Which lines of the listing hold the string "图书借阅管理"? Copy those lines.

********

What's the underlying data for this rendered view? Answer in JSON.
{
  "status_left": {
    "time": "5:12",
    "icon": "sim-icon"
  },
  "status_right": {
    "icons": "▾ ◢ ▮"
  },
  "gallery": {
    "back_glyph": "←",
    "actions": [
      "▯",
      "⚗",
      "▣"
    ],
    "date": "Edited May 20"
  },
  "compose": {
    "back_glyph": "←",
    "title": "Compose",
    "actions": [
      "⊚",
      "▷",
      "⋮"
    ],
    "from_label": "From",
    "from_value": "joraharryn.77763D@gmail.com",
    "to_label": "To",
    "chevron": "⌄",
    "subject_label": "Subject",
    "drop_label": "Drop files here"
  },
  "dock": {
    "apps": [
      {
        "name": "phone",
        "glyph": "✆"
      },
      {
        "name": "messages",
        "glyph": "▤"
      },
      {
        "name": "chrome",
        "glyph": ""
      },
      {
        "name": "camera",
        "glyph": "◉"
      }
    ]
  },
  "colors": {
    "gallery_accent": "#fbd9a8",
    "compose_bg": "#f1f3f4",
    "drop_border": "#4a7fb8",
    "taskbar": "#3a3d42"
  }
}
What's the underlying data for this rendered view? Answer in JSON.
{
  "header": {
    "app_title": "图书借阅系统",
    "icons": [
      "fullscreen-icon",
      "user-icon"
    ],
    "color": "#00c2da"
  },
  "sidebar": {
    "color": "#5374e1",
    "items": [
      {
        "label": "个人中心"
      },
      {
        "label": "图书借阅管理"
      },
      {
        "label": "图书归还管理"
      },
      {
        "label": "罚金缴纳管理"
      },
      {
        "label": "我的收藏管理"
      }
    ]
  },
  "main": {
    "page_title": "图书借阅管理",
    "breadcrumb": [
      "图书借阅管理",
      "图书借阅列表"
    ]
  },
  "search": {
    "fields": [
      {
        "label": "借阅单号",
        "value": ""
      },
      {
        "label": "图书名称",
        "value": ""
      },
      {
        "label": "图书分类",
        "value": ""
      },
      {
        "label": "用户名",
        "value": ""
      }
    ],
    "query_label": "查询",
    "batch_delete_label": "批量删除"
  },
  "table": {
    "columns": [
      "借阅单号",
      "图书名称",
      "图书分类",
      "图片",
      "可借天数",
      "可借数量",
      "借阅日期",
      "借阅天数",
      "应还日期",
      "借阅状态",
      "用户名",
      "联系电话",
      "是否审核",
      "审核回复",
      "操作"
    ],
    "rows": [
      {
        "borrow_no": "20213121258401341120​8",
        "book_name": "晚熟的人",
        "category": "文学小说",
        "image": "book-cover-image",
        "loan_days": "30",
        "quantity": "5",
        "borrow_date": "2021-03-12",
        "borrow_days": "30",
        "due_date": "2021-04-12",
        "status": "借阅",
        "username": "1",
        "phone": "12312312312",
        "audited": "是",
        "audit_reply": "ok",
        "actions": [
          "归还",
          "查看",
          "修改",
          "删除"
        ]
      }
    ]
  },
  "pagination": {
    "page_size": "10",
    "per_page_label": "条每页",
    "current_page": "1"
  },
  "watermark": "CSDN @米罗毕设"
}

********

EXERCISE ANSWER:
        "label": "图书借阅管理"
    "page_title": "图书借阅管理",
      "图书借阅管理",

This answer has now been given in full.